■ **Supplied material**

»»

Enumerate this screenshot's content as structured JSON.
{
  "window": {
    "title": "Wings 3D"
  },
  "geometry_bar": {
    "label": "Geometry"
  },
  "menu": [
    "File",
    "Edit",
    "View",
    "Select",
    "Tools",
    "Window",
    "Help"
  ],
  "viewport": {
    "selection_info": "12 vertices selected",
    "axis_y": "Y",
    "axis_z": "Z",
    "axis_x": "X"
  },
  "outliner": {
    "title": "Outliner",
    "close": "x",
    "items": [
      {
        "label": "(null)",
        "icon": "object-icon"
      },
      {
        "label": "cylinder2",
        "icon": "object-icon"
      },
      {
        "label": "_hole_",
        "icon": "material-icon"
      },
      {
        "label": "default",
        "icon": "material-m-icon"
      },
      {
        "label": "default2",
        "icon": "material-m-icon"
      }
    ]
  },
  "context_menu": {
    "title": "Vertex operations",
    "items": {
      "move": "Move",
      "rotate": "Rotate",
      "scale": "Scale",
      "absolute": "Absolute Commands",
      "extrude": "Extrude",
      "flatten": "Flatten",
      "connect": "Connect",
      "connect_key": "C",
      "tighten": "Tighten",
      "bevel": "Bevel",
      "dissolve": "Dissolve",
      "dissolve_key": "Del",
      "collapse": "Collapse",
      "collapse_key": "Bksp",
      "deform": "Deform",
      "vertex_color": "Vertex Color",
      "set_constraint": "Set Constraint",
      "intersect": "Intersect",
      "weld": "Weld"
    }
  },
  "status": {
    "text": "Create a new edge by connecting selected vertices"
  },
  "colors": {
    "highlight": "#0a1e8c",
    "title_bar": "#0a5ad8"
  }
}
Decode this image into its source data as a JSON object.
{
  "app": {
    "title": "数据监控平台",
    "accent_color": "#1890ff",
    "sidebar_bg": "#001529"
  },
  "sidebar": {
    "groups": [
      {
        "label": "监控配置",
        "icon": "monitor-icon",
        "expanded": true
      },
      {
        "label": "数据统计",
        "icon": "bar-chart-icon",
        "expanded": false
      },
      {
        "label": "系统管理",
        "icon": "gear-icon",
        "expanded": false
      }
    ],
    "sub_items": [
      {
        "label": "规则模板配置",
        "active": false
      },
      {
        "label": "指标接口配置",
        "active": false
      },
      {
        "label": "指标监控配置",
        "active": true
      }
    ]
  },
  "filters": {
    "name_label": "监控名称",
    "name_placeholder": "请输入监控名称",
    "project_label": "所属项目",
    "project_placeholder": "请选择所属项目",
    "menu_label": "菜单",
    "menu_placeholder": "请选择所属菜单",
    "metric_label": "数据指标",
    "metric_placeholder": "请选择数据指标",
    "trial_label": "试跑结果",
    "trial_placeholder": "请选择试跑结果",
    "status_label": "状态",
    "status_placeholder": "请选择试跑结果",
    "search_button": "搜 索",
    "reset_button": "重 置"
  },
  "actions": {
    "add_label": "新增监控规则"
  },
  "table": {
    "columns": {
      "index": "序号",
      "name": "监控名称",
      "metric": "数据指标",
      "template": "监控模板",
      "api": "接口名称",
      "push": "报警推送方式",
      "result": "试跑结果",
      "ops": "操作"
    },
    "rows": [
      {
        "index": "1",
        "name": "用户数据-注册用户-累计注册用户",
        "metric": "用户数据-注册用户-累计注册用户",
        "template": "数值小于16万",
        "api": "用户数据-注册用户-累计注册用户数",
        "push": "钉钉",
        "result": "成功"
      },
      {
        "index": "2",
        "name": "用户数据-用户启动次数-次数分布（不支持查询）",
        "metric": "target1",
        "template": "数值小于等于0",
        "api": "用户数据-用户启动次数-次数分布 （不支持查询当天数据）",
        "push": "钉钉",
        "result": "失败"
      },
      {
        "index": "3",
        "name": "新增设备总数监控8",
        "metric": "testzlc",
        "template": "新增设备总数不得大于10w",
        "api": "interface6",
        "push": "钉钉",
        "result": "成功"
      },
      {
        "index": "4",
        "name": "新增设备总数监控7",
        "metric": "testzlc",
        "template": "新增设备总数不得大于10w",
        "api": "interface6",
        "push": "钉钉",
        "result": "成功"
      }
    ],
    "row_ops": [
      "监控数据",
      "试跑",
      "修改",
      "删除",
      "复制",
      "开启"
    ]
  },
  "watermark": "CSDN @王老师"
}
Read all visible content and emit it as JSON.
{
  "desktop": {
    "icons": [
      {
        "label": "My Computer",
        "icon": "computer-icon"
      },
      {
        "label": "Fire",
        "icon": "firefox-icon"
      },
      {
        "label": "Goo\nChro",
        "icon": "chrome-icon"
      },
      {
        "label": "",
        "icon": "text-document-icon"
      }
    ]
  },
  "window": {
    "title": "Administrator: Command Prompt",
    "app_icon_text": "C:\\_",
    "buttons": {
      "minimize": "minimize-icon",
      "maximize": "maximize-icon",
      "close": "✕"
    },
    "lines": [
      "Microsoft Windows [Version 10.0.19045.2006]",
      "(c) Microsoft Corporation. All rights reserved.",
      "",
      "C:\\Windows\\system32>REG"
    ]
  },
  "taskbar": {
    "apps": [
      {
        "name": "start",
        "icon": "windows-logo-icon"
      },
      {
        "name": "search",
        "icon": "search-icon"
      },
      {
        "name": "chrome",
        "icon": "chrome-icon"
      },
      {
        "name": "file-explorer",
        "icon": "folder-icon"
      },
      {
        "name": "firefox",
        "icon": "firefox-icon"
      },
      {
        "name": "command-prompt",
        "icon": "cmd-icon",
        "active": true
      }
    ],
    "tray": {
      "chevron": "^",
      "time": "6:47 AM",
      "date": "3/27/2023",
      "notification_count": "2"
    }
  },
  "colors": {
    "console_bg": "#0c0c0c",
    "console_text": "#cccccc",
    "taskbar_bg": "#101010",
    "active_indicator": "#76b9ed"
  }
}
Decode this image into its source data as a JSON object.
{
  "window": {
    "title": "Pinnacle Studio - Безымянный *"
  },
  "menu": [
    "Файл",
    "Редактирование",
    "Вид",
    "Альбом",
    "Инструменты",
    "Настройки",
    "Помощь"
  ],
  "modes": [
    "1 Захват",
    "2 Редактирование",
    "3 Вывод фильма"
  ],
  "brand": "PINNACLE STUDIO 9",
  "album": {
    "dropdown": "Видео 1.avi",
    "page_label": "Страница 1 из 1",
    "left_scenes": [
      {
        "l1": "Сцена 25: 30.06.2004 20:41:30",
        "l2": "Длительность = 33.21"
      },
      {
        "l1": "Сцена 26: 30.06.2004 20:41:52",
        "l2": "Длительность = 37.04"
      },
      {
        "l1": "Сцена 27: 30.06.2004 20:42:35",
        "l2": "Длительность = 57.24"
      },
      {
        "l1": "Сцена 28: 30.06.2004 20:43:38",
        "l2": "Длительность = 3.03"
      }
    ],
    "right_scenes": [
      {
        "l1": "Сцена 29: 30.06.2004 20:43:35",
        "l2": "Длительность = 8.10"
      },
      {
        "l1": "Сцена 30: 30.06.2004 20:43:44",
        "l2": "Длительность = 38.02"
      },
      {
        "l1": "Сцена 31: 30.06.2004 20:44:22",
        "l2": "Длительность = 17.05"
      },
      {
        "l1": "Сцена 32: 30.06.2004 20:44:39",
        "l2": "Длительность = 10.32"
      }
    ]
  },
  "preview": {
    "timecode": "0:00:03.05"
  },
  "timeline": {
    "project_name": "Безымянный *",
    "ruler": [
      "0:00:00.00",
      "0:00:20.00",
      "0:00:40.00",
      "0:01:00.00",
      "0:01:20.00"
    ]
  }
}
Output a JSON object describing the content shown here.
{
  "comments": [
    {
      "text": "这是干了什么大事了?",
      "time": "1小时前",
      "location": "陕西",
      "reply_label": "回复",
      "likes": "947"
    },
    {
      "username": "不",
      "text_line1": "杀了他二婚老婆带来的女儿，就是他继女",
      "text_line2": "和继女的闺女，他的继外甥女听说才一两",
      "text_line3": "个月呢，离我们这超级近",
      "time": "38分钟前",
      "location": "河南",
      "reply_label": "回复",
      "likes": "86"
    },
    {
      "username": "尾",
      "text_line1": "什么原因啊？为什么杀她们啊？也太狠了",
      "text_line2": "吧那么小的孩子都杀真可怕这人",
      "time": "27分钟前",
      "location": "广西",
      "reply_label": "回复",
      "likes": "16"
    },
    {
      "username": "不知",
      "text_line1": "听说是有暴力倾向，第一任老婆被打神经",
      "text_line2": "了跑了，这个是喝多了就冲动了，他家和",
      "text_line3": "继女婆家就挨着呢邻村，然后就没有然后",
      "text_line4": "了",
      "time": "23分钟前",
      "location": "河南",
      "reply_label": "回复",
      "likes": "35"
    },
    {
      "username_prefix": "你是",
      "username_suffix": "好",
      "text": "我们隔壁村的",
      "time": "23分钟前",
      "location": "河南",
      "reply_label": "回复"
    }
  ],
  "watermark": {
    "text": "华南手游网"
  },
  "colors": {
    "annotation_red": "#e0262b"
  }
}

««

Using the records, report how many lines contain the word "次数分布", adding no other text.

2